Having the right attitude towards managing your money will make you confident and provide the security that you and your family need. The Immigrant Life brings you steps on adopting good financial planning:
- Assess your current situation. Taking stock of your current financial situation will help you see where your money is going. Check on your account and analyze if your expenses are justified.
- Track your money by writing down your expenditure. This will give you a clear picture of how you are spending. It will also help you breakdown the costs – from house rent, mortgage, car, insurance, grocery, internet services to entertainment such as that Netflix subscription. If doing it every day sounds tedious, do it once a week. But do it.
- Are you making enough? Take a look at your income and whether that is more than your expenses or not. Remember the simple rule: what you make should be more than what you spend. If you are not making enough, consider other sources – perhaps you can walk the neighbourhood dogs, or drive an Uber during peak hours when it pays more. If you are working long hours and feel that you deserve to be paid more, maybe it’s time for a negotiation. Do a market research and approach your employer to compensate you according to the market rates and the value that you have demonstrated on the job.
- Resist unnecessary expense. Cut off on getting that take-out and cook more meals at home. Whether it is buying all that home décor or apparel on sale, think before you make that purchase – do you really need it? Or is it just a desire to own it?
- Debt down. While swiping and tapping card is fun, this can pile up debts on your account at lightening speed. Start cutting down on those debts as soon as you can.
- Choose the right bank and accounting system. Understand what you are signing up for before you set up that account. While many bank accounts charge monthly fees, they are often waived if you keep a certain minimum daily balance in your account.
- Consider tax-free saving accounts. A good example is the Tax-Free Savings Account (TFSA) in which you can set money aside tax-free over the course of your lifetime.

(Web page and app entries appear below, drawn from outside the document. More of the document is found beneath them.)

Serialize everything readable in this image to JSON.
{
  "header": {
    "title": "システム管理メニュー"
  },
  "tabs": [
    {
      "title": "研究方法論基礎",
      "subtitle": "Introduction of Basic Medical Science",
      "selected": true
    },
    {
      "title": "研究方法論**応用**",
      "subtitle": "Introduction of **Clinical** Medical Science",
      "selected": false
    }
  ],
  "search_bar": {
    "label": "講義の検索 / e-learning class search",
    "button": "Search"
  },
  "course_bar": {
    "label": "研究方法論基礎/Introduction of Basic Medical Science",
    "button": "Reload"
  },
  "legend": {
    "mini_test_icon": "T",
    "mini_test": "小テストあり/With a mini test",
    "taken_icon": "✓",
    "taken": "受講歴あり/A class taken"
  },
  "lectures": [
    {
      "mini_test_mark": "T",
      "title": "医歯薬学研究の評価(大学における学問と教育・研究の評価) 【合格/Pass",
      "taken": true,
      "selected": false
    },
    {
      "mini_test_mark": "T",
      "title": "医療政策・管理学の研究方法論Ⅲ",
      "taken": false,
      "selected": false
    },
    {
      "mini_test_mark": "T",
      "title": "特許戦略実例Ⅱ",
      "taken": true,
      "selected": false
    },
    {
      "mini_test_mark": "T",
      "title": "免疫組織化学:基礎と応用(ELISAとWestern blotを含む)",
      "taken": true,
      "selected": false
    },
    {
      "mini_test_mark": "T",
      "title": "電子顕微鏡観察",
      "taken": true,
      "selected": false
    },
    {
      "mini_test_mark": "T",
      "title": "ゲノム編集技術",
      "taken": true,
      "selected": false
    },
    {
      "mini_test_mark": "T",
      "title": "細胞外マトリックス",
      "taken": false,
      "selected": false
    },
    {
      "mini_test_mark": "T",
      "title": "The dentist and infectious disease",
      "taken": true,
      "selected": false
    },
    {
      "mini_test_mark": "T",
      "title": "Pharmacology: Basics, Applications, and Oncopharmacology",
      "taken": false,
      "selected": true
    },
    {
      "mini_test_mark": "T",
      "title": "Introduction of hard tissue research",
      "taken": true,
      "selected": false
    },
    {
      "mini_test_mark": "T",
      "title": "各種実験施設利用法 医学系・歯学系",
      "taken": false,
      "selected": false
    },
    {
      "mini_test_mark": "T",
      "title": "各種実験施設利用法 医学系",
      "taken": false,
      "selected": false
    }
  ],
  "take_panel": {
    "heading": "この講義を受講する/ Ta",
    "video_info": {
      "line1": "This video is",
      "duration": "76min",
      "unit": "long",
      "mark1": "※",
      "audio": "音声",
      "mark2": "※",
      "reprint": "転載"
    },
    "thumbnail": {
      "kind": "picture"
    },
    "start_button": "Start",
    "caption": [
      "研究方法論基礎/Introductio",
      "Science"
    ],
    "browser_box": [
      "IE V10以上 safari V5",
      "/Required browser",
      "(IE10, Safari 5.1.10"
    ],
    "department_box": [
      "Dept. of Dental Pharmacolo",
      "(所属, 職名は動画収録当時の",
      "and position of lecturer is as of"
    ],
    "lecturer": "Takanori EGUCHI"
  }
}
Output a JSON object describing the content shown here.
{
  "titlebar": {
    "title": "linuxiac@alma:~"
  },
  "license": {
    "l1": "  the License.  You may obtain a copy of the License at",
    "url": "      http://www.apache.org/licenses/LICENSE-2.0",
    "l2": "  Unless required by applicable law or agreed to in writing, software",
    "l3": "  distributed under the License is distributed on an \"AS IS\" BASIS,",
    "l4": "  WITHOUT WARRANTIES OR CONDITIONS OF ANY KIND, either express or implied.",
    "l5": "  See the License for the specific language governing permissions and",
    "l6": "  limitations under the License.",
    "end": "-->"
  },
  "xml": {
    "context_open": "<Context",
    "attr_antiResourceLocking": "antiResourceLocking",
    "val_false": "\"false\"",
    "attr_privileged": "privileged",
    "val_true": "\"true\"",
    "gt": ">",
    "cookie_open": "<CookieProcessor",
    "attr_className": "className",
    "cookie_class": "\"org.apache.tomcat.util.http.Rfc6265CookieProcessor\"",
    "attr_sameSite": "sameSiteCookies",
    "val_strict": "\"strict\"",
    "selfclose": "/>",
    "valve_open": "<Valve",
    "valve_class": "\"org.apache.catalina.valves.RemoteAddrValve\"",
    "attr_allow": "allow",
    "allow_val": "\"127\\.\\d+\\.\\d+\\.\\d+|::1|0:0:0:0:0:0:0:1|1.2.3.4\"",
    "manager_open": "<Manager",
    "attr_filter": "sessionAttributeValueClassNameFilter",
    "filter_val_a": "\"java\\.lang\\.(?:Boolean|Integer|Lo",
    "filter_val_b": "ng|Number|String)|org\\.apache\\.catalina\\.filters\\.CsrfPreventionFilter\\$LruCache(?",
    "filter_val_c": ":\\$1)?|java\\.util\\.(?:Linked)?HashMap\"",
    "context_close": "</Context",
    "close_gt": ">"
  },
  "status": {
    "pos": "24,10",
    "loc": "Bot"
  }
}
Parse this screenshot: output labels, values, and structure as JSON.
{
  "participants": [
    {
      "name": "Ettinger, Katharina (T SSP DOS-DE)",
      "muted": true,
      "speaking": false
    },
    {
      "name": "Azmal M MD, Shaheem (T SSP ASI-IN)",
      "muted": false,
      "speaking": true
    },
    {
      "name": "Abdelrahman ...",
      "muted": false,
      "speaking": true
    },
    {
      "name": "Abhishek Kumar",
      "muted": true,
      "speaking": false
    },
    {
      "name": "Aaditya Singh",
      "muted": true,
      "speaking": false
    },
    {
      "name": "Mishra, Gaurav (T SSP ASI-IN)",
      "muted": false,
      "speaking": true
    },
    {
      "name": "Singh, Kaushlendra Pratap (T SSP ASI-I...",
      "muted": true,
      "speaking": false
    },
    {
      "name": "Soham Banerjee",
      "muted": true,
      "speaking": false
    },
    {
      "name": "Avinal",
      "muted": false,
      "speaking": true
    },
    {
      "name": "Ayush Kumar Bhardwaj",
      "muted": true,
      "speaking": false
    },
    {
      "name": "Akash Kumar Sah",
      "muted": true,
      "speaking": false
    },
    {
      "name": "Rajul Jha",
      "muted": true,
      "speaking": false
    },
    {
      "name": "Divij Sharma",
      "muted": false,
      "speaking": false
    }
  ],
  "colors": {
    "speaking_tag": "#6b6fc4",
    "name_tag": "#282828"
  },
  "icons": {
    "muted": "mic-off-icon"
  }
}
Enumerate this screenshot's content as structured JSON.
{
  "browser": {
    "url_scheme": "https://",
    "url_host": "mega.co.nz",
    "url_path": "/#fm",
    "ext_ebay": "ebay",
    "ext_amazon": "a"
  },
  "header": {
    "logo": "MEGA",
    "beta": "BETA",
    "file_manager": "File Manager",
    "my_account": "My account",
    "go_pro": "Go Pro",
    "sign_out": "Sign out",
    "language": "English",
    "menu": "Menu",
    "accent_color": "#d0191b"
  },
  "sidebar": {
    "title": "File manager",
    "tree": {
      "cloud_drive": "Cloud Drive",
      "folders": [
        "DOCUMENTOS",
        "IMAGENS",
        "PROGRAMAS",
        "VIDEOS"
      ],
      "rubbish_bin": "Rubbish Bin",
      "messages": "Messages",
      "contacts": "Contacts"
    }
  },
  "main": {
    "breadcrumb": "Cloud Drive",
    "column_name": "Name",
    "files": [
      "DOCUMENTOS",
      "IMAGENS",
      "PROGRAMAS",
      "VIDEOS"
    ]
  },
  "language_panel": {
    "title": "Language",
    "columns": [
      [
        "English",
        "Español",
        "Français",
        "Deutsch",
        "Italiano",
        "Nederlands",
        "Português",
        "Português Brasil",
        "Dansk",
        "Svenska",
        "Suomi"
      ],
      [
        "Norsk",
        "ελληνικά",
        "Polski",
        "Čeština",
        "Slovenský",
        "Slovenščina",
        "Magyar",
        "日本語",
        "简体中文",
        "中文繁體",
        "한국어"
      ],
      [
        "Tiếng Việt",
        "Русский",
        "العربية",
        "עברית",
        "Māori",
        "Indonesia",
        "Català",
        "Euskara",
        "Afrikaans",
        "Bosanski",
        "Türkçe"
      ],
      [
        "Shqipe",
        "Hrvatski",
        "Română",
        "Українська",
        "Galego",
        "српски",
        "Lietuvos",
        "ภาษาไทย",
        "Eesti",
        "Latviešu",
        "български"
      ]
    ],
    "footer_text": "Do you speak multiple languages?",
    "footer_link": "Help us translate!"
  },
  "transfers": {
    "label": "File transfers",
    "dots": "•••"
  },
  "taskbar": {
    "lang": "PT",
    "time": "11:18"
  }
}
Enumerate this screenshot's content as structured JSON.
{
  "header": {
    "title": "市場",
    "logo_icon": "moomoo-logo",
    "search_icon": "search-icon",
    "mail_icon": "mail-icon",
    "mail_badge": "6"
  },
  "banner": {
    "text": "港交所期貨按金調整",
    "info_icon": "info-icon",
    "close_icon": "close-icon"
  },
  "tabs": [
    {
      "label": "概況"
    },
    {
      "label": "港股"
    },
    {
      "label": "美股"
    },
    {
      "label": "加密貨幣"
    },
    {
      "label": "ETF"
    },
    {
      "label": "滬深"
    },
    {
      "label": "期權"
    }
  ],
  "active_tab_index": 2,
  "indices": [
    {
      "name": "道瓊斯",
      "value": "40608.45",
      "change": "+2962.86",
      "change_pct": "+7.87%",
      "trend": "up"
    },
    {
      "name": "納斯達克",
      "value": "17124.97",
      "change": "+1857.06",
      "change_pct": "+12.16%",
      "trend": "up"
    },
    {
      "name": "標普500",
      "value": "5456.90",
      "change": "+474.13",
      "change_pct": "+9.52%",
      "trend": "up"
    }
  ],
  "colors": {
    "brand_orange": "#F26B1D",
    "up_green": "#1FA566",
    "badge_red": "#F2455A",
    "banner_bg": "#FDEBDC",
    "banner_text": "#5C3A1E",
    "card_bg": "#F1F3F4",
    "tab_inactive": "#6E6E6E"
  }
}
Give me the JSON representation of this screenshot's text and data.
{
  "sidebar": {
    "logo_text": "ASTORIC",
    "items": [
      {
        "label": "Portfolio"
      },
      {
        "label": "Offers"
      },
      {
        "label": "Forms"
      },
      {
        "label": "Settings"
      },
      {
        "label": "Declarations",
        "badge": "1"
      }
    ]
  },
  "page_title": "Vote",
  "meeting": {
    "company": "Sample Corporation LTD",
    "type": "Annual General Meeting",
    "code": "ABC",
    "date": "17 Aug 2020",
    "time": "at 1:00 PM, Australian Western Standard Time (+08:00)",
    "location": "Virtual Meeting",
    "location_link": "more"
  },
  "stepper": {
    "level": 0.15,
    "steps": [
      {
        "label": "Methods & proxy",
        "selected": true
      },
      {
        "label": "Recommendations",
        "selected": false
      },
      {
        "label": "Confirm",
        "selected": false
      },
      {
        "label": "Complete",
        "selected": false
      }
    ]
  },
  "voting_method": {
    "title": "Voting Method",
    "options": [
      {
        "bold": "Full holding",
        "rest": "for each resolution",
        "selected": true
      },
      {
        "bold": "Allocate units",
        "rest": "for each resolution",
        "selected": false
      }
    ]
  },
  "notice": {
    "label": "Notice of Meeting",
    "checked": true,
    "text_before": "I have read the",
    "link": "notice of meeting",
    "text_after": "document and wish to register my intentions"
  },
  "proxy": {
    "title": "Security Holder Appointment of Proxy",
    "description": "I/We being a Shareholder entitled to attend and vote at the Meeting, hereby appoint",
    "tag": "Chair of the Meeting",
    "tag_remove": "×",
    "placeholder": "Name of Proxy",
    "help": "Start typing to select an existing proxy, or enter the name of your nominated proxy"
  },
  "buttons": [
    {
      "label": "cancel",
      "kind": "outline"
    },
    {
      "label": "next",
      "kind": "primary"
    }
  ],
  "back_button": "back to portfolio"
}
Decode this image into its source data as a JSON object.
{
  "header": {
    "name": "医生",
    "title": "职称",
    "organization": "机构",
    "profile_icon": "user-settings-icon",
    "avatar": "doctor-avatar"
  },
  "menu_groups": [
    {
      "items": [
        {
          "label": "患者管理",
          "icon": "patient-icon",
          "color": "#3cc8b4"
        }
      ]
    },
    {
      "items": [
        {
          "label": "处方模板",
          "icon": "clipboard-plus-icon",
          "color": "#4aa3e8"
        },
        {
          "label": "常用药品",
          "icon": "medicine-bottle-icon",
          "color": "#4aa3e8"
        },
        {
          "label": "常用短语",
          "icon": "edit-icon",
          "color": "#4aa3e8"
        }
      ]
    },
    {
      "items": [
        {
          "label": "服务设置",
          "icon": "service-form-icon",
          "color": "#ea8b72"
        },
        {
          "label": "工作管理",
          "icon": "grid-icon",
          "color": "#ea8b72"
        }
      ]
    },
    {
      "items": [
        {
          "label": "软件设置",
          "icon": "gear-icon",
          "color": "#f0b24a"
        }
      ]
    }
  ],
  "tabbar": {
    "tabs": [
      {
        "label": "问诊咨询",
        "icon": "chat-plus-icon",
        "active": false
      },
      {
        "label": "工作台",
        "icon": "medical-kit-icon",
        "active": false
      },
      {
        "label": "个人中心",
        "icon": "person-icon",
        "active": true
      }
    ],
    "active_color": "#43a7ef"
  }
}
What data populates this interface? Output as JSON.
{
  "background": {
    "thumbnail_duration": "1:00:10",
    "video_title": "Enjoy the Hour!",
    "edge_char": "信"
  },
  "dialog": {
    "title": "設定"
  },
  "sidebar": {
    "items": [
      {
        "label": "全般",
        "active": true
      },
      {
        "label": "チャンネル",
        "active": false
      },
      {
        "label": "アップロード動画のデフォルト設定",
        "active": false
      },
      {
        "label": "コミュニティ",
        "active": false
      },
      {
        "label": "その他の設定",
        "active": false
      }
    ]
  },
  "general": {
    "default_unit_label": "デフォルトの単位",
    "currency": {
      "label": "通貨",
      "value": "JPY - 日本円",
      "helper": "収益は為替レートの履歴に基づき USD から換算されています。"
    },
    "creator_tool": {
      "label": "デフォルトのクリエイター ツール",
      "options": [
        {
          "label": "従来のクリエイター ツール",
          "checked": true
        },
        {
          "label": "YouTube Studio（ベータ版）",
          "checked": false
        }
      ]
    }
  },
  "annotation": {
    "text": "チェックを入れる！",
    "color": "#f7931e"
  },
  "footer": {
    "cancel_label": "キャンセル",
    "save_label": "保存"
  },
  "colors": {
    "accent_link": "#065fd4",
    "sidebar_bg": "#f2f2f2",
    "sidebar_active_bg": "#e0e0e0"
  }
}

You don’t require an earning to open a TFSA which makes it a great way to start investing and take advantage of tax-free savings. Aside from TFSA, there are other options as registered retirement savings accounts (or RRSPs) and the registered education savings plan (or RESPs) which offer you chances of saving.
- Do not fall for fraudulent offerings. When you are new, you may get deluged in ads on social media (thanks algorithms!) that promise quick bucks. Be wary of these offerings which are usually scams.
- Work on your credit history. In Canada, your credit history contains facts gathered from financial institutions, retailers and lenders about how you have handled credit in the past. Most of this information stays in your credit file for seven years. Credit history dictates your credit score. Your credit score is a three-digit number that comes from the information in your credit report. It shows how well you manage credit and how risky it would be for a lender to lend you money. This will impact the availability and willingness of financial institutions to lend you money especially when it comes to large loans such as a mortgage. One of the best ways to improve your credit score is making on-time payments.
- Create an emergency fund. A small amount set aside regularly – out of every paycheck is possible and can be a big help in critical times. Being prepared for anything that life can throw your way with an emergency fund will be a huge relief to you when such a time comes. The expert advise on this is to have enough money that can see you and your family through six months.
- Look for saving tips. Most of the large payments you have to make offer you a discount if you make one-time payment annually or early payment that should save you the penalty or late payment fees.
Managing your finances does not need to be difficult but you do need to get started. Don’t allow your finances to get out of control before you start to manage them seriously. Small actions along the way can prevent a major financial disaster in the future.
As always, The Immigrant Life is here for you. Connect with us. Contribute to the immigrant community.